We wanted to try regular vegetables, rice, and dal. The steamer comes with 2 oval-shaped containers with large-ish holes at the bottom that allows steam in from the water you need to pour in at the lowest level. The holes will allow dal to fall through so you need to use another container to hold it. We put some cut and washed cauliflower and beans together to steam along with a small container of soaked toor dal to be used in rasam.
After about 20 mins, the vegetables were cooked soft ready for poriyal and the dal was ready to be mushed up a bit further and added to the rasam.
Quite thrilled with the results, and especially the low time and maintenance to cook it up, we decided to give rice a shot. Steamed rice is usually much better in texture and doesn’t clump up like pressure cooked rice does.
The steamer comes with a container that fits into the bigger one nicely. Experiment was with 1 cup ponni raw rice and 2 cups water.
Around 20-25 mins later, voila! The rice was perfectly done with a gorgeous texture.
Fluffed up with a fork, it tasted much better than pressure cooked rice.
Experiments for the day were deemed a success!
Here are some pros and cons in case you are considering a steamer for your cooking.
– most steamers are cheap and very low maintenance. You can steam/cook multiple things at the same time depending on how many tiers your steamer has. It also retains all the nutrients in the vegetable as opposed to par-boiling.
– you don’t have to monitor the cooking process. once you set the timer, you can go about doing other stuff while it cooks.
– it’s noise-less and non-messy, very easy to clean.

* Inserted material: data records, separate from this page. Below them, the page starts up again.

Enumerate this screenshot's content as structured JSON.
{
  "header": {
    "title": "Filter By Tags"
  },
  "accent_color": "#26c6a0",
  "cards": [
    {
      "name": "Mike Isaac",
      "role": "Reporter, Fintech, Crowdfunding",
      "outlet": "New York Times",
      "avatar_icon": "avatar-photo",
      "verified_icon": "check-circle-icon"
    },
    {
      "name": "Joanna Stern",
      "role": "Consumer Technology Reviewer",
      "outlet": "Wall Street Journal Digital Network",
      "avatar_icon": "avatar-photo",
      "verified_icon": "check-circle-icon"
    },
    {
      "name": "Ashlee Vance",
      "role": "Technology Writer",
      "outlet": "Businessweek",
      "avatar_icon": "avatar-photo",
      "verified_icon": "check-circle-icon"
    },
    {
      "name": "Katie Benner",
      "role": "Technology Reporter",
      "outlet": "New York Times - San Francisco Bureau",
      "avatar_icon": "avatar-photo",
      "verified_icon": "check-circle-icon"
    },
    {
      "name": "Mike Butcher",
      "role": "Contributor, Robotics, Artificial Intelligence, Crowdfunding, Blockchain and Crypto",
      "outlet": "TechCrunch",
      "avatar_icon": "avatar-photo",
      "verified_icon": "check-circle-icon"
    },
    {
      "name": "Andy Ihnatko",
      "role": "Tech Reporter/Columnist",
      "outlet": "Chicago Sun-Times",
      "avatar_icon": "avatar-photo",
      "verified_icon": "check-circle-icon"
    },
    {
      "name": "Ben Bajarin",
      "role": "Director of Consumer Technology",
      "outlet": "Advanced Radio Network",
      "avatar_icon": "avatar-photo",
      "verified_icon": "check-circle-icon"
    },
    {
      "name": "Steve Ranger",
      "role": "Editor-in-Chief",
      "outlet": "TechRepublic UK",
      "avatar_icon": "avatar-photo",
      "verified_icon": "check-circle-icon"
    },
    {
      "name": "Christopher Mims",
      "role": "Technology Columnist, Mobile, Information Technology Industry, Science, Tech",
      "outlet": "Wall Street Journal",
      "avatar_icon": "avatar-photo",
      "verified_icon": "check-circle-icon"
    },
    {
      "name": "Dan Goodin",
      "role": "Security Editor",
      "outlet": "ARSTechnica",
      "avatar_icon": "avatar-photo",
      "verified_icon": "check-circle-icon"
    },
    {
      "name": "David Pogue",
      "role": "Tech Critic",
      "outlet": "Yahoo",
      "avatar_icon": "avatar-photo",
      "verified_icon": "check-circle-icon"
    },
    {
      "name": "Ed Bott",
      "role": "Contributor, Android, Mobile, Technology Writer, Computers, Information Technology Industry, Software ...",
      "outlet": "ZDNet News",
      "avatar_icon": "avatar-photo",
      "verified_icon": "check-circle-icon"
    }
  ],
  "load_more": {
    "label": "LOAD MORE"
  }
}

– takes up counter-space and an electric socket. while it’s light enough to be stored away after use, you may not end up using it if you keep it away and this is something that would ideally be used every day in your cooking
– dals won’t cook to a mush if they are not presoaked

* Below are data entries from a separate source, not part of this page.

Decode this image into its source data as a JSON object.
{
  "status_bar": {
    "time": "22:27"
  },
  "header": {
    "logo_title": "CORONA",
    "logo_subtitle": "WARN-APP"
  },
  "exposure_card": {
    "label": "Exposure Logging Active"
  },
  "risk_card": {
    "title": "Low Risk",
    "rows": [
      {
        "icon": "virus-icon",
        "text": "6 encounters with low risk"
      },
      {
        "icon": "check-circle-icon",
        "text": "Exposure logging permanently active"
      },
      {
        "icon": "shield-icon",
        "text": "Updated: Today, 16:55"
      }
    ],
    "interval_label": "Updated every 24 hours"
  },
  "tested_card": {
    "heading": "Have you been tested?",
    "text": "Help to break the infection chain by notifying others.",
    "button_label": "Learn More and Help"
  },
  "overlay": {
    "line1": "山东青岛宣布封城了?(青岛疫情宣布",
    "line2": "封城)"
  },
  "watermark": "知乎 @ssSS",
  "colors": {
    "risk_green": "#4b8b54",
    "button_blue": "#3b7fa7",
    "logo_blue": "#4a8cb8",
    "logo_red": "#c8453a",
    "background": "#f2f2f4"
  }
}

– this depends on size but the one we got was a standard-sized one and you still can’t cook enough rice for more than 2 people. also, nothing beats rice cooked in a rice cooker.

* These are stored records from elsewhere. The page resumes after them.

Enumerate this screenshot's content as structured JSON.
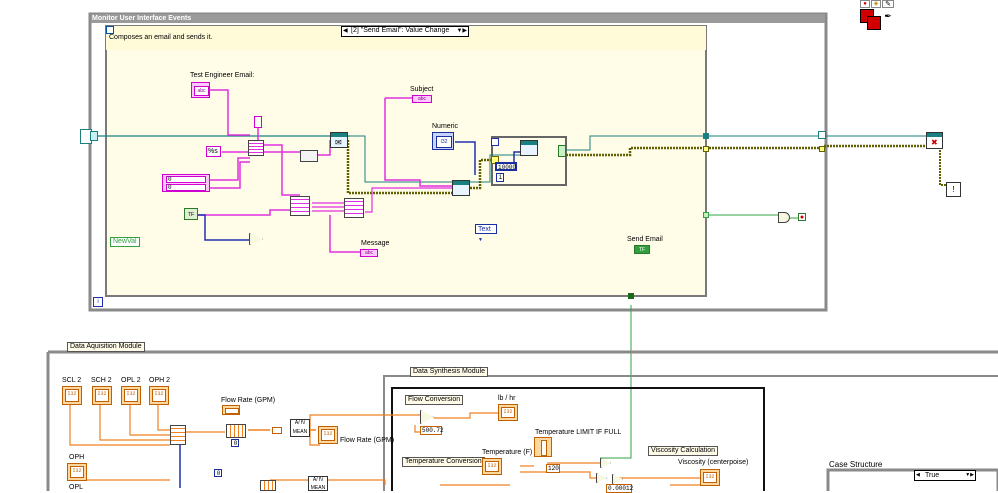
{
  "event_structure": {
    "title": "Monitor User Interface Events",
    "case_selector": "[2] \"Send Email\": Value Change",
    "comment": "Composes an email and sends it.",
    "newval_label": "NewVal",
    "test_engineer_label": "Test Engineer Email:",
    "subject_label": "Subject",
    "numeric_label": "Numeric",
    "message_label": "Message",
    "send_email_label": "Send Email",
    "format_string": "%s",
    "text_ring": "Text",
    "const_10000": "10000",
    "const_zero_a": "0",
    "const_zero_b": "0",
    "loop_index": "i",
    "cluster_index": "1",
    "abc_tag": "abc",
    "tf_tag": "TF",
    "num_tag": "I32"
  },
  "data_acquisition": {
    "title": "Data Aquisition Module",
    "channels": [
      "SCL 2",
      "SCH 2",
      "OPL 2",
      "OPH 2"
    ],
    "oph_label": "OPH",
    "opl_label": "OPL",
    "flow_rate_label": "Flow Rate (GPM)",
    "flow_rate_label_2": "Flow Rate (GPM)",
    "mean_label": "MEAN",
    "mean_label_2": "MEAN",
    "index_zero": "0",
    "index_zero_2": "0"
  },
  "data_synthesis": {
    "title": "Data Synthesis Module",
    "flow_conversion": "Flow Conversion",
    "lb_hr": "lb / hr",
    "const_500_72": "500.72",
    "temperature_conversion": "Temperature Conversion",
    "temperature_f": "Temperature (F)",
    "temp_limit": "Temperature LIMIT IF FULL",
    "const_120": "120",
    "viscosity_calc": "Viscosity Calculation",
    "viscosity_cp": "Viscosity (centerpoise)",
    "const_small": "0.00012"
  },
  "case_structure": {
    "title": "Case Structure",
    "selector": "True"
  },
  "colors": {
    "wire_pink": "#e030e0",
    "wire_orange": "#f08020",
    "wire_blue": "#2030b0",
    "wire_teal": "#1a8080",
    "wire_green": "#30a040",
    "structure_frame": "#8a8a8a"
  }
}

– you may not be able to use a steamer like this for all your steaming needs, like idlis. a standard mold won’t fit in here and you will need a separare solution.
Overall, it’s a nice gadget to have, especially if you like boiled vegetables and using simple flavours in your subzis. You end up using very little oil as well. But, make sure you have the space and the motivation to use it regularly.
Here’s one from Amazon that looks great!
Note: not a paid review. just some thoughts I wanted to share on using a steamer in regular every day cooking.